====== DATA FOR THIS EXERCISE
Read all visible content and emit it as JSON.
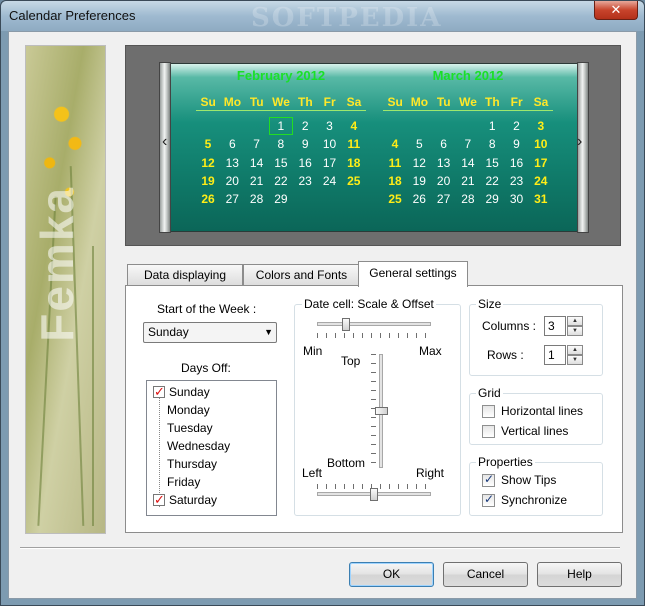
{
  "window": {
    "title": "Calendar Preferences",
    "close_glyph": "✕",
    "watermark": "SOFTPEDIA"
  },
  "side_image": {
    "text": "Femka"
  },
  "preview": {
    "left_arrow": "‹",
    "right_arrow": "›",
    "months": [
      {
        "title": "February 2012",
        "weekdays": [
          "Su",
          "Mo",
          "Tu",
          "We",
          "Th",
          "Fr",
          "Sa"
        ],
        "first_weekday": 3,
        "days": 29,
        "today": 1
      },
      {
        "title": "March 2012",
        "weekdays": [
          "Su",
          "Mo",
          "Tu",
          "We",
          "Th",
          "Fr",
          "Sa"
        ],
        "first_weekday": 4,
        "days": 31,
        "today": null
      }
    ]
  },
  "tabs": [
    {
      "label": "Data displaying",
      "active": false
    },
    {
      "label": "Colors and Fonts",
      "active": false
    },
    {
      "label": "General settings",
      "active": true
    }
  ],
  "general": {
    "start_week_label": "Start of the Week :",
    "start_week_value": "Sunday",
    "days_off_label": "Days Off:",
    "days": [
      {
        "name": "Sunday",
        "checked": true
      },
      {
        "name": "Monday",
        "checked": false
      },
      {
        "name": "Tuesday",
        "checked": false
      },
      {
        "name": "Wednesday",
        "checked": false
      },
      {
        "name": "Thursday",
        "checked": false
      },
      {
        "name": "Friday",
        "checked": false
      },
      {
        "name": "Saturday",
        "checked": true
      }
    ],
    "datecell_label": "Date cell: Scale & Offset",
    "scale_min": "Min",
    "scale_max": "Max",
    "offset_top": "Top",
    "offset_bottom": "Bottom",
    "offset_left": "Left",
    "offset_right": "Right",
    "size_label": "Size",
    "columns_label": "Columns :",
    "columns_value": "3",
    "rows_label": "Rows :",
    "rows_value": "1",
    "grid_label": "Grid",
    "horizontal_lines": "Horizontal lines",
    "vertical_lines": "Vertical lines",
    "properties_label": "Properties",
    "show_tips": "Show Tips",
    "synchronize": "Synchronize"
  },
  "buttons": {
    "ok": "OK",
    "cancel": "Cancel",
    "help": "Help"
  }
}
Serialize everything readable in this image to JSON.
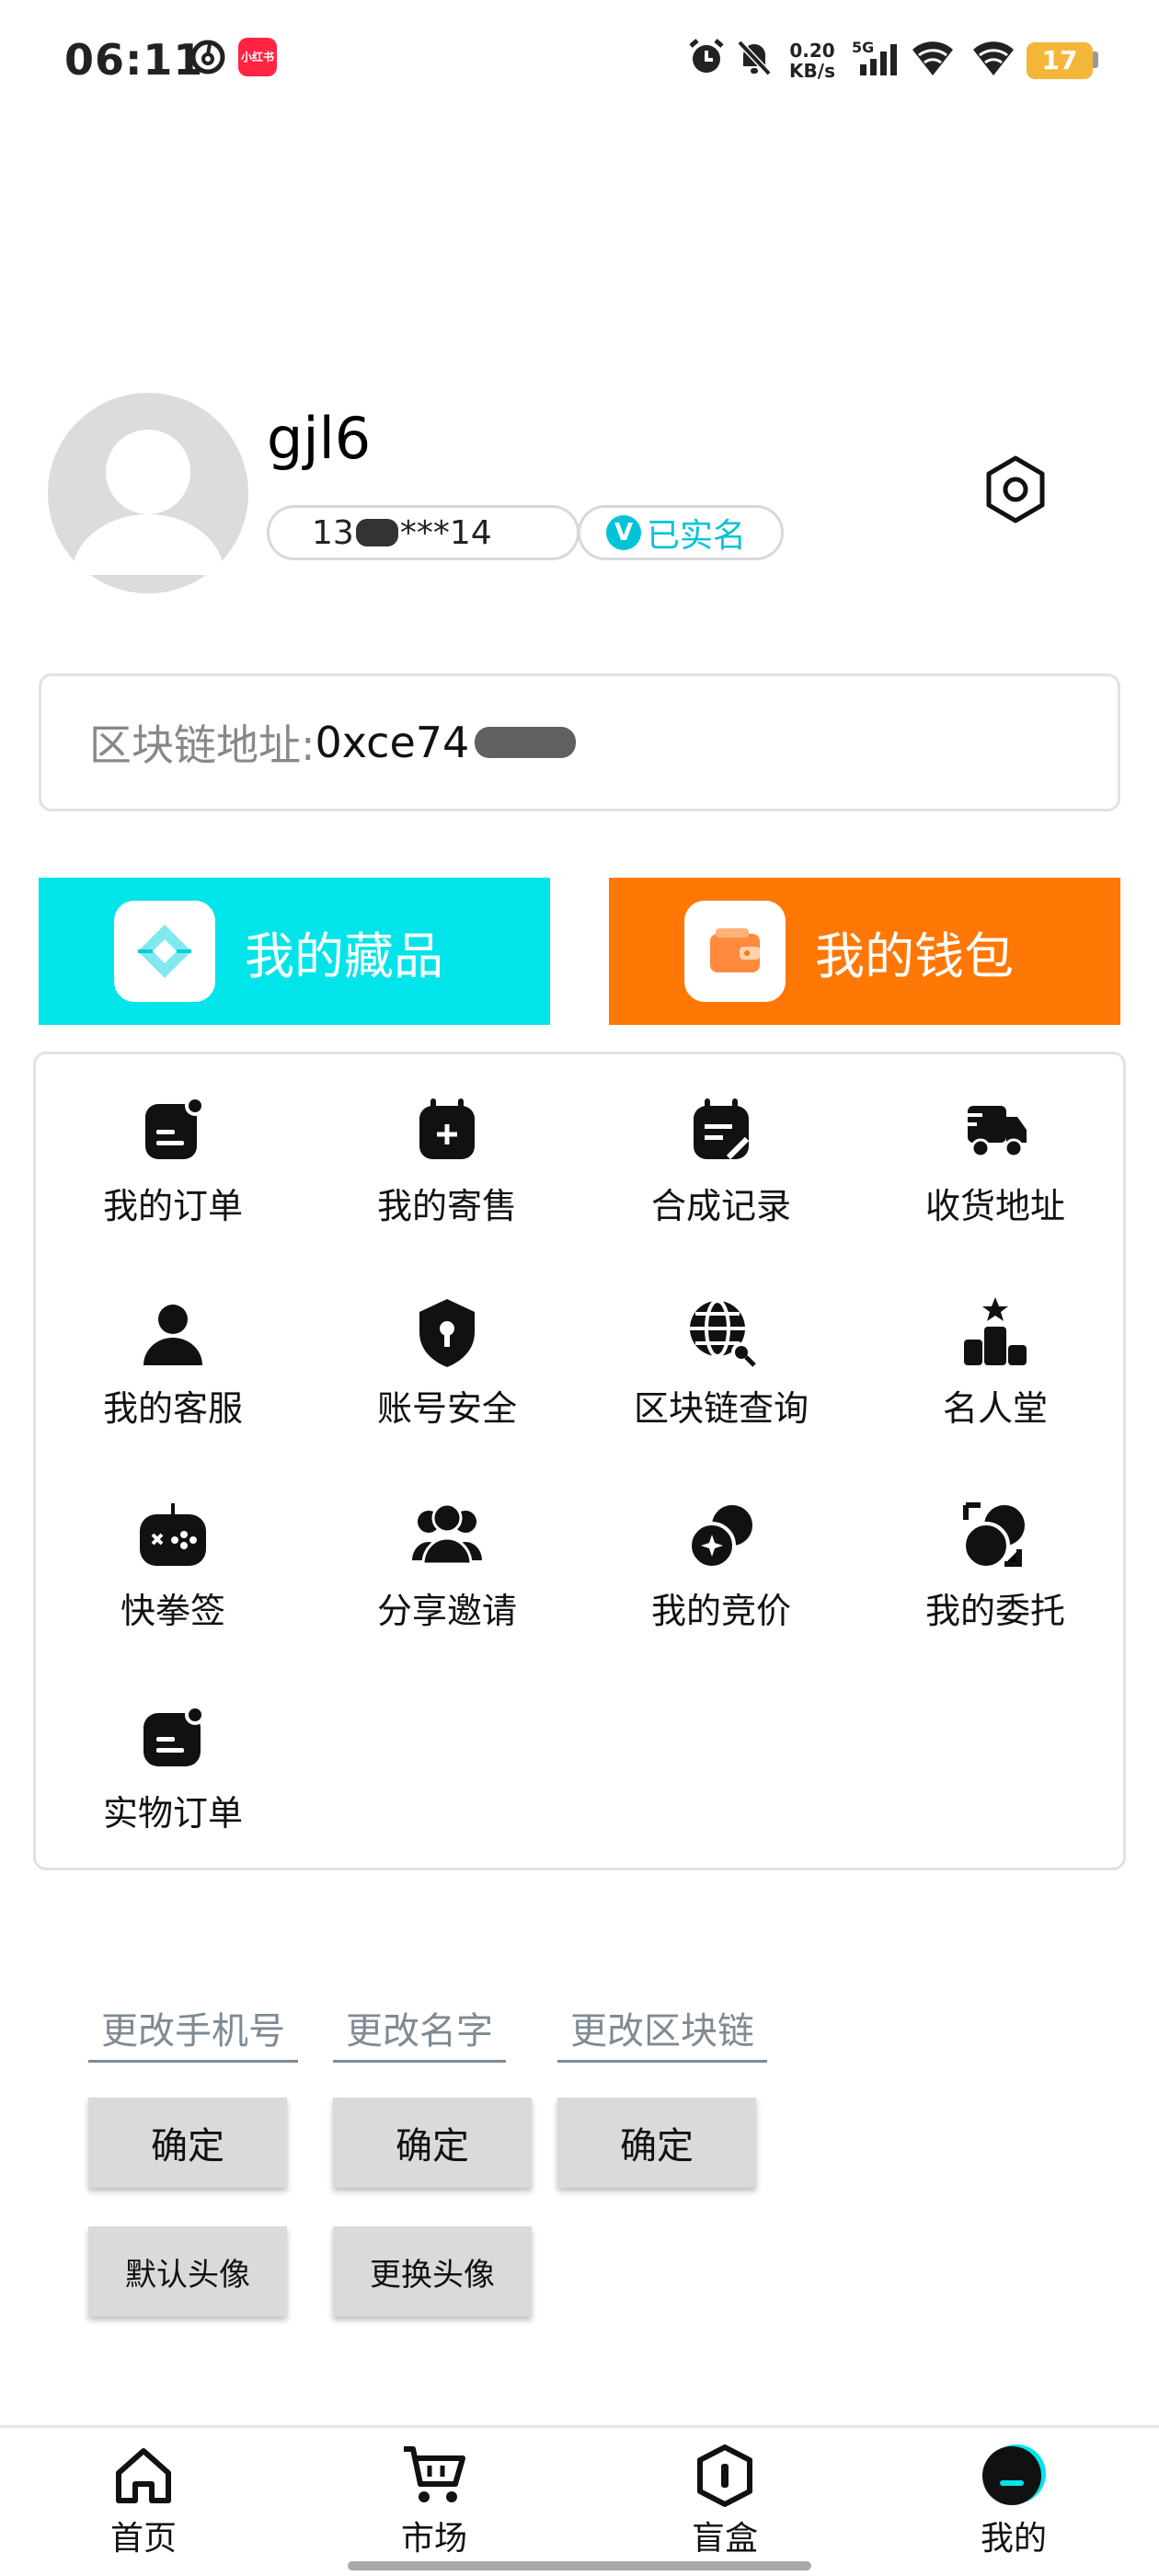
{
  "status_bar": {
    "time": "06:11",
    "net_speed_value": "0.20",
    "net_speed_unit": "KB/s",
    "network_type": "5G",
    "battery": "17",
    "notification_app": "小红书"
  },
  "profile": {
    "username": "gjl6",
    "phone": "13",
    "phone_masked": "***14",
    "verified_label": "已实名",
    "verified_badge": "V"
  },
  "blockchain": {
    "label": "区块链地址:",
    "address": "0xce74"
  },
  "actions": {
    "collection_label": "我的藏品",
    "wallet_label": "我的钱包"
  },
  "menu": {
    "items": [
      {
        "label": "我的订单",
        "icon": "order-icon"
      },
      {
        "label": "我的寄售",
        "icon": "consignment-icon"
      },
      {
        "label": "合成记录",
        "icon": "synthesis-record-icon"
      },
      {
        "label": "收货地址",
        "icon": "truck-icon"
      },
      {
        "label": "我的客服",
        "icon": "customer-service-icon"
      },
      {
        "label": "账号安全",
        "icon": "shield-icon"
      },
      {
        "label": "区块链查询",
        "icon": "globe-search-icon"
      },
      {
        "label": "名人堂",
        "icon": "podium-icon"
      },
      {
        "label": "快拳签",
        "icon": "gamepad-icon"
      },
      {
        "label": "分享邀请",
        "icon": "users-icon"
      },
      {
        "label": "我的竞价",
        "icon": "bid-icon"
      },
      {
        "label": "我的委托",
        "icon": "entrust-icon"
      },
      {
        "label": "实物订单",
        "icon": "physical-order-icon"
      }
    ]
  },
  "change": {
    "phone_link": "更改手机号",
    "name_link": "更改名字",
    "chain_link": "更改区块链",
    "confirm": "确定",
    "default_avatar": "默认头像",
    "change_avatar": "更换头像"
  },
  "bottom_nav": {
    "items": [
      {
        "label": "首页",
        "icon": "home-icon"
      },
      {
        "label": "市场",
        "icon": "cart-icon"
      },
      {
        "label": "盲盒",
        "icon": "blind-box-icon"
      },
      {
        "label": "我的",
        "icon": "profile-icon"
      }
    ]
  },
  "colors": {
    "collection": "#00e4ea",
    "wallet": "#ff7705",
    "verified": "#00c3d8",
    "link": "#7e8a94"
  }
}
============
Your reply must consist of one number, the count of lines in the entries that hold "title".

WRITTEN SOLUTION —
3